Task statement: Please write out every entry below exactly, leaving out any pictures.

Data for review:

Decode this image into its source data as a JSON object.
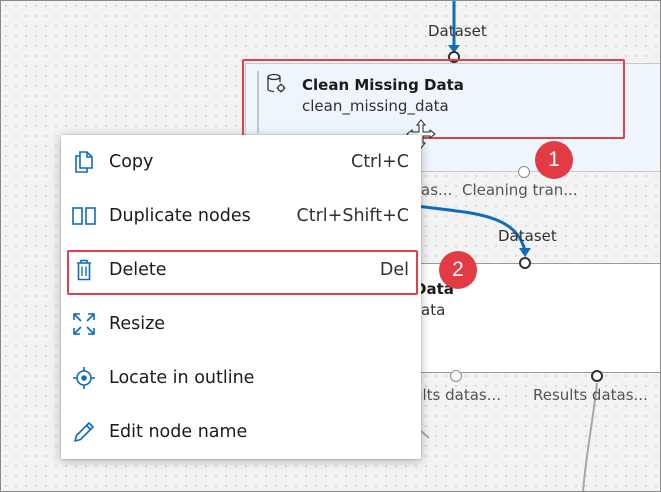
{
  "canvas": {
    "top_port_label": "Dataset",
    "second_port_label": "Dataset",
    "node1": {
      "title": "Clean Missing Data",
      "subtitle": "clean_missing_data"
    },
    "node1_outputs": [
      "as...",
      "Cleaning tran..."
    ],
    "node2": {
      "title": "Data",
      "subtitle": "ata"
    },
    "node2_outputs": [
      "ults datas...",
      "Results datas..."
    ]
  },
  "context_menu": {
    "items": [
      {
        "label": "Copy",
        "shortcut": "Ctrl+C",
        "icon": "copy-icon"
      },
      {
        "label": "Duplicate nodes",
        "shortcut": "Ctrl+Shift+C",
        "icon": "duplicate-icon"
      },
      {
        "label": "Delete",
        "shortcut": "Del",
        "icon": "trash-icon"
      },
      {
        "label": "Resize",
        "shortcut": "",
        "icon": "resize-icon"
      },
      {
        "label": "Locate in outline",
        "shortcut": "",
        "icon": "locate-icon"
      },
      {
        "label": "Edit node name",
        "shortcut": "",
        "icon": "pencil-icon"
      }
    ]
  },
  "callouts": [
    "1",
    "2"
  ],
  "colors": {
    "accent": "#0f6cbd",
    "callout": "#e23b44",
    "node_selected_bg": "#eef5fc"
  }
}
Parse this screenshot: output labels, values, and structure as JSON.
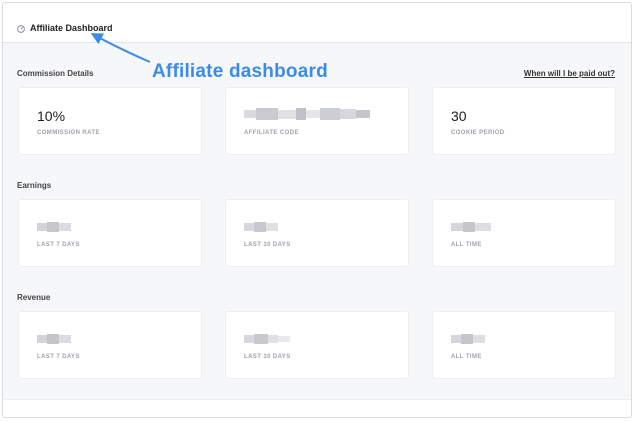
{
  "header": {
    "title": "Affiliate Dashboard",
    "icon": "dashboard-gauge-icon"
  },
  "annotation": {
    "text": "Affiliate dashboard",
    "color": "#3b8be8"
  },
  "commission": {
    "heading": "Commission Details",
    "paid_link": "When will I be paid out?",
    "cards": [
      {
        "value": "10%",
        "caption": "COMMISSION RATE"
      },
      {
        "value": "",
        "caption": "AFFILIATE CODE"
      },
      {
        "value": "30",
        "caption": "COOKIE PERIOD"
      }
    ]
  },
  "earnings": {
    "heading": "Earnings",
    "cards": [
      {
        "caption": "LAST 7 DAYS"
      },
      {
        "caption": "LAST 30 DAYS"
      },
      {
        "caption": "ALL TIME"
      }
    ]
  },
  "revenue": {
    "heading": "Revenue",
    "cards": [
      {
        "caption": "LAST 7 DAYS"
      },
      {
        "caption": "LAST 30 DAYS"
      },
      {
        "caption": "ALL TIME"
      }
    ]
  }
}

Answer box:
Decode this image into its source data as a JSON object.
{
  "canvas": {
    "top_port_label": "Dataset",
    "second_port_label": "Dataset",
    "node1": {
      "title": "Clean Missing Data",
      "subtitle": "clean_missing_data"
    },
    "node1_outputs": [
      "as...",
      "Cleaning tran..."
    ],
    "node2": {
      "title": "Data",
      "subtitle": "ata"
    },
    "node2_outputs": [
      "ults datas...",
      "Results datas..."
    ]
  },
  "context_menu": {
    "items": [
      {
        "label": "Copy",
        "shortcut": "Ctrl+C",
        "icon": "copy-icon"
      },
      {
        "label": "Duplicate nodes",
        "shortcut": "Ctrl+Shift+C",
        "icon": "duplicate-icon"
      },
      {
        "label": "Delete",
        "shortcut": "Del",
        "icon": "trash-icon"
      },
      {
        "label": "Resize",
        "shortcut": "",
        "icon": "resize-icon"
      },
      {
        "label": "Locate in outline",
        "shortcut": "",
        "icon": "locate-icon"
      },
      {
        "label": "Edit node name",
        "shortcut": "",
        "icon": "pencil-icon"
      }
    ]
  },
  "callouts": [
    "1",
    "2"
  ],
  "colors": {
    "accent": "#0f6cbd",
    "callout": "#e23b44",
    "node_selected_bg": "#eef5fc"
  }
}
Parse this screenshot: output labels, values, and structure as JSON.
{
  "header": {
    "title": "Affiliate Dashboard",
    "icon": "dashboard-gauge-icon"
  },
  "annotation": {
    "text": "Affiliate dashboard",
    "color": "#3b8be8"
  },
  "commission": {
    "heading": "Commission Details",
    "paid_link": "When will I be paid out?",
    "cards": [
      {
        "value": "10%",
        "caption": "COMMISSION RATE"
      },
      {
        "value": "",
        "caption": "AFFILIATE CODE"
      },
      {
        "value": "30",
        "caption": "COOKIE PERIOD"
      }
    ]
  },
  "earnings": {
    "heading": "Earnings",
    "cards": [
      {
        "caption": "LAST 7 DAYS"
      },
      {
        "caption": "LAST 30 DAYS"
      },
      {
        "caption": "ALL TIME"
      }
    ]
  },
  "revenue": {
    "heading": "Revenue",
    "cards": [
      {
        "caption": "LAST 7 DAYS"
      },
      {
        "caption": "LAST 30 DAYS"
      },
      {
        "caption": "ALL TIME"
      }
    ]
  }
}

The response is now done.